My dad worked many years at El Morocco. In those days, musicians had Mondays off, no paid vacation, and had to arrange a substitute from the Union if they were too sick to work. Dad maintained his union cards for N.Y. and California locals until he passed away.
The band also did short visits to the Pump Room in Chicago, and a country club in New Orleans. The El Morocco band was considered one of the top N.Y. cafe society bands, and Sherman Billingsly, owner of the Stork Club in New York hired Chauncey Gray to install a band in the Stork. My dad did all the arrangements for that band as well as for the Gray band.
Dad passed away in 1980 at age 71, after living contentedly in Columbia Maryland with his wife Helen (who continued corresponding with Harriet Nelson over the years). Helen, my mom, passed away at the age of 100 in 2010.
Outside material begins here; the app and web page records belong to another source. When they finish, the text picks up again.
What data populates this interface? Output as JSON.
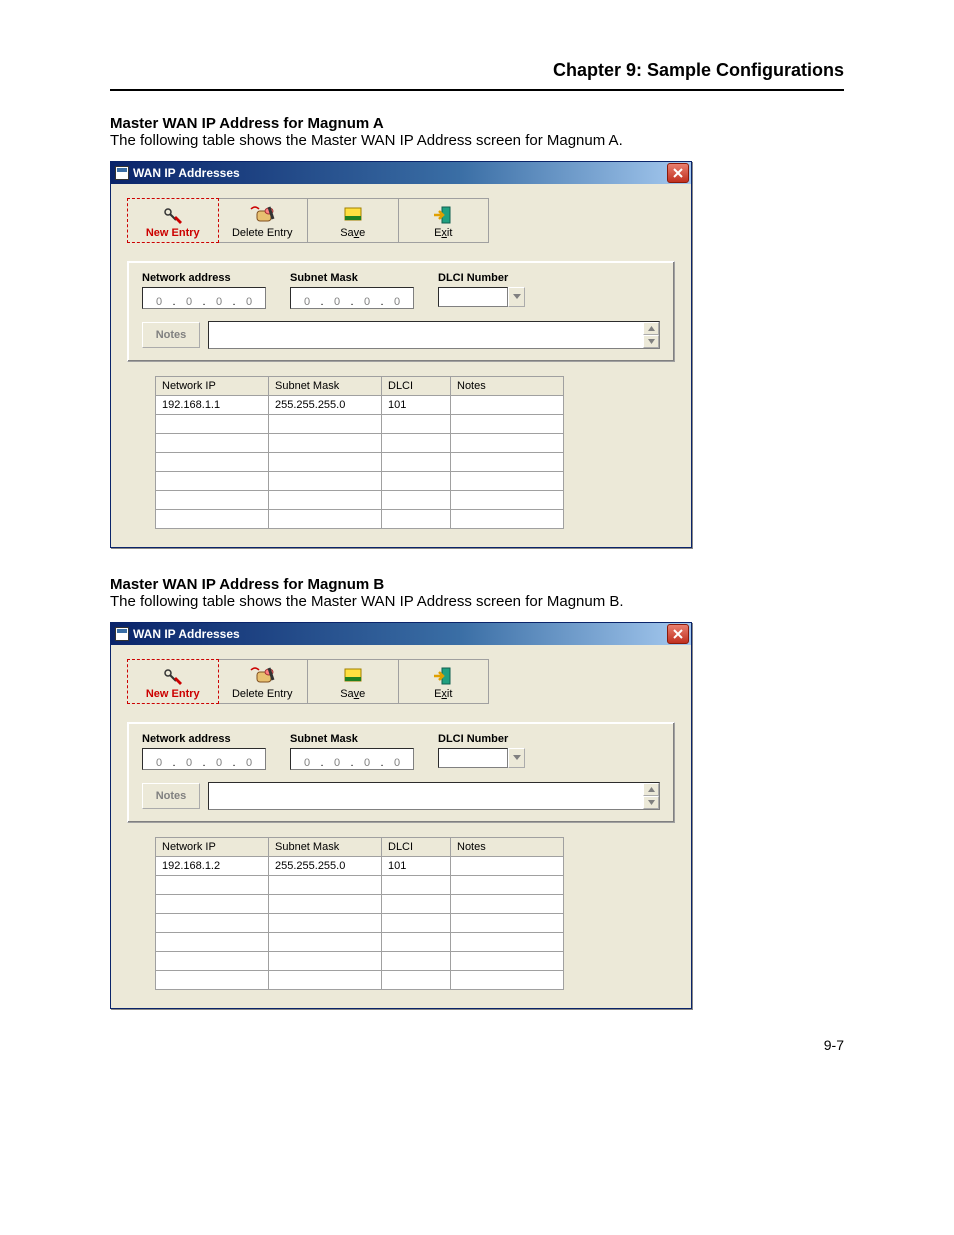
{
  "header": {
    "chapter_title": "Chapter 9: Sample Configurations"
  },
  "sections": [
    {
      "heading": "Master WAN IP Address for Magnum A",
      "desc": "The following table shows the Master WAN IP Address screen for Magnum A.",
      "network_ip": "192.168.1.1",
      "subnet_mask": "255.255.255.0",
      "dlci": "101",
      "notes": ""
    },
    {
      "heading": "Master WAN IP Address for Magnum B",
      "desc": "The following table shows the Master WAN IP Address screen for Magnum B.",
      "network_ip": "192.168.1.2",
      "subnet_mask": "255.255.255.0",
      "dlci": "101",
      "notes": ""
    }
  ],
  "window": {
    "title": "WAN IP Addresses",
    "toolbar": {
      "new_entry": "New Entry",
      "delete_entry": "Delete Entry",
      "save_pre": "Sa",
      "save_u": "v",
      "save_post": "e",
      "exit_pre": "E",
      "exit_u": "x",
      "exit_post": "it"
    },
    "labels": {
      "network_address": "Network address",
      "subnet_mask": "Subnet Mask",
      "dlci_number": "DLCI Number",
      "notes_btn": "Notes"
    },
    "ip_placeholder": "0",
    "table_headers": {
      "network_ip": "Network IP",
      "subnet_mask": "Subnet Mask",
      "dlci": "DLCI",
      "notes": "Notes"
    }
  },
  "footer": {
    "page_number": "9-7"
  }
}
anyjazz said...

Many thanks! I found a copy! Apologies for being so late in my response.

Boe's Kid said...

Thanks so much for this. I really enjoyed reading it. My father was Boe Ashford although it is quite frequently spelled Bo in some articles. As well as the Casa Loma band he was with Kate Smith for a while and did some recordings, along with his brother Bob, with Red Nichols. He gave up his cornet when Ozzie and Harriet started their radio show at about the same time his marriage to my mother ended. After that he always found jobs where he could be "on the road". He loved driving and did so until he finally retired at 72. He lived his last twenty years here in Los Angeles and died at the age of 92 in 1997.
Carol Ashford McDonald

Dr Why said...

I just saw a couple of Ozzie Nelson Orchestra videos, and the sax solos were played on tenor. I'd like to know who that was. The fella played some nice notes.

Phil Vee said...

My Dad, Lester Valentine played tenor sax in Ozzie's band for a while - I think in the late 20s - 30s. I thought it was very interesting finding your blog about this band here. I used to watch the Ozzie & Harriet show when I was a youngster in south Florida.

Thanks for the posting,

Phil Vee